EXERCISE INSTRUCTIONS:
Each line of the entries below that holds "cube" is needed, copied in full.

################

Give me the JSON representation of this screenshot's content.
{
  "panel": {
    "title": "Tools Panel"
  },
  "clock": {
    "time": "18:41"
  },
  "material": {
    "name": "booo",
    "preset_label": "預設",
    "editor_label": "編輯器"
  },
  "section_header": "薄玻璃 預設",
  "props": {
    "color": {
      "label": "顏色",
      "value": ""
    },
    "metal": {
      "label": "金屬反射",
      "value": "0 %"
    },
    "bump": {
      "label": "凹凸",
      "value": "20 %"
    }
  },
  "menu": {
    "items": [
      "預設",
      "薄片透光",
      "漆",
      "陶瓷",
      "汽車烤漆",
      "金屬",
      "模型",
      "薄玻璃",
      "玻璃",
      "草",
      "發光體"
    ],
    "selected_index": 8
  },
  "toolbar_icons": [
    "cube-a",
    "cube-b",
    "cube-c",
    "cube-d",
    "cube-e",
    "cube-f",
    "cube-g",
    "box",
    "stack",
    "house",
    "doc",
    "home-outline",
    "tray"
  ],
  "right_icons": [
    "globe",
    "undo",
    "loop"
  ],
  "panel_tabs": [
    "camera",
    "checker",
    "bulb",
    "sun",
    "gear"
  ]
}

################

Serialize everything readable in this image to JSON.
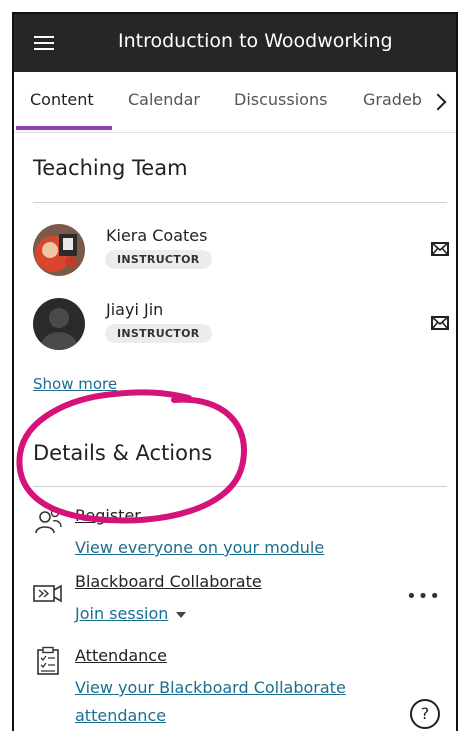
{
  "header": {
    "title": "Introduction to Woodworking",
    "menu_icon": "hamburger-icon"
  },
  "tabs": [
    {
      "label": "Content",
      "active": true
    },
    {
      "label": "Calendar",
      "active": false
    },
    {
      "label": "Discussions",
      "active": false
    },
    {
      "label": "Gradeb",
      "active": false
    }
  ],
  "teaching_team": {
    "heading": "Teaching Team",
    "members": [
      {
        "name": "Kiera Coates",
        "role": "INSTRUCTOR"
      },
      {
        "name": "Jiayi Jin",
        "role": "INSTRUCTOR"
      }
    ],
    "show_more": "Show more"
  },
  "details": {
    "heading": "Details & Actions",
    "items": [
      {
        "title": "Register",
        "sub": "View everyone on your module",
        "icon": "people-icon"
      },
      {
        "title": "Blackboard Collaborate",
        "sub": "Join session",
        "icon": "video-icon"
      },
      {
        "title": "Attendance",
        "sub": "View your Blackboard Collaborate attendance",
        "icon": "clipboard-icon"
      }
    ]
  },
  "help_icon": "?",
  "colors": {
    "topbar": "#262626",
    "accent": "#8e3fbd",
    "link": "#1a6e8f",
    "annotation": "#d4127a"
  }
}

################

ANSWER BOX:
    "cube-a",
    "cube-b",
    "cube-c",
    "cube-d",
    "cube-e",
    "cube-f",
    "cube-g",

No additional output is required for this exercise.